To start with, this Blogpost is something like a warming phase to my upcoming article about a cross-platform (x86/x64) "Adware" family with some interesting techniques.

So let's go...

The downloader comes in two different sizes (376.9 KB, 381.5 KB) and with a lot of instances (see list of hashes at the end). Two samples of each size can be downloaded here:

Sample - 376.9 KB
VT Report:
Download (PW: infected):

Sample - 381.5 KB
VT Report:
Download (PW: infected):

Wednesday, June 19, 2013

#6 South Korea Incident - Analysis of a tiny Downloader

In this short Blogpost I am going to dissect a Downloader which is part of the ongoing "1Mission" campaign against targets in South Korea (thanks Chae Jong Bin for pointing me at). The Downloader comes in the form of a DLL and has the small size of 4 KB. What remains unknown is the way the DLL gets executed (through exploit/loader/...). Except its small size there isn't anything special about this malware. Unfortunately the file it wanted to download isn't available anymore, so there is no chance to dig deeper...

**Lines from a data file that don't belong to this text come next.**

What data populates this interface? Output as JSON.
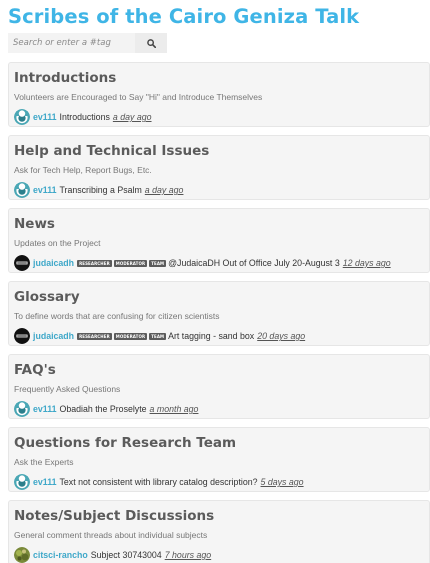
{
  "site": {
    "title": "Scribes of the Cairo Geniza Talk"
  },
  "search": {
    "placeholder": "Search or enter a #tag",
    "icon": "search-icon"
  },
  "colors": {
    "accent": "#3fb5e6",
    "board_bg": "#f5f5f5",
    "badge_bg": "#5b5b5b"
  },
  "boards": [
    {
      "title": "Introductions",
      "description": "Volunteers are Encouraged to Say \"Hi\" and Introduce Themselves",
      "latest": {
        "user": "ev111",
        "avatar": "zooniverse-avatar-icon",
        "badges": [],
        "discussion": "Introductions",
        "time": "a day ago"
      }
    },
    {
      "title": "Help and Technical Issues",
      "description": "Ask for Tech Help, Report Bugs, Etc.",
      "latest": {
        "user": "ev111",
        "avatar": "zooniverse-avatar-icon",
        "badges": [],
        "discussion": "Transcribing a Psalm",
        "time": "a day ago"
      }
    },
    {
      "title": "News",
      "description": "Updates on the Project",
      "latest": {
        "user": "judaicadh",
        "avatar": "judaicadh-avatar-icon",
        "badges": [
          "RESEARCHER",
          "MODERATOR",
          "TEAM"
        ],
        "discussion": "@JudaicaDH Out of Office July 20-August 3",
        "time": "12 days ago"
      }
    },
    {
      "title": "Glossary",
      "description": "To define words that are confusing for citizen scientists",
      "latest": {
        "user": "judaicadh",
        "avatar": "judaicadh-avatar-icon",
        "badges": [
          "RESEARCHER",
          "MODERATOR",
          "TEAM"
        ],
        "discussion": "Art tagging - sand box",
        "time": "20 days ago"
      }
    },
    {
      "title": "FAQ's",
      "description": "Frequently Asked Questions",
      "latest": {
        "user": "ev111",
        "avatar": "zooniverse-avatar-icon",
        "badges": [],
        "discussion": "Obadiah the Proselyte",
        "time": "a month ago"
      }
    },
    {
      "title": "Questions for Research Team",
      "description": "Ask the Experts",
      "latest": {
        "user": "ev111",
        "avatar": "zooniverse-avatar-icon",
        "badges": [],
        "discussion": "Text not consistent with library catalog description?",
        "time": "5 days ago"
      }
    },
    {
      "title": "Notes/Subject Discussions",
      "description": "General comment threads about individual subjects",
      "latest": {
        "user": "citsci-rancho",
        "avatar": "photo-avatar-icon",
        "badges": [],
        "discussion": "Subject 30743004",
        "time": "7 hours ago"
      }
    }
  ]
}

DLL sample
Size: 4.096 Bytes
Timestamp: 2013-05-30 03:54:37
MD5: 17e3e09c27d26c81c9f33882279d6319
SHA1: c467f59cddba2d029044f6f2b22b6b2123b341b6

Wednesday, April 24, 2013

#5 South Korea Incident - New Malware samples

A few weeks ago, I started to reverse engineer a malicious x64 .dll (see Parts section below, No. 2) to begin to learn x64 (dis)assembly. From analysis it became apparent that the .dll was part of a bigger malware package. After a while searching on the Internet, I found some Droppers which contained similar files to the one I was analyzing. Luckily some of the files of these Droppers contained .pdb debug strings. At the same time there were the "South Korean Cyber Attacks" on banks and broadcasting organizations (see: and As it turned out, the Droppers I found are from the same attackers like described in the Symantec article. So I did another search on the Internet to find more malware samples which I will now present in this article. For me, it would take a long time to analyze all these samples, so I release them now that other people can also take a look at them.

To make it clear, this Blogpost is just an overview of the various malware samples and no analysis! Therefore all credit goes to the people who provided me the samples: Chae Jong Bin (MD5 hashes), Artem Baranov (samples), Xylitol (samples).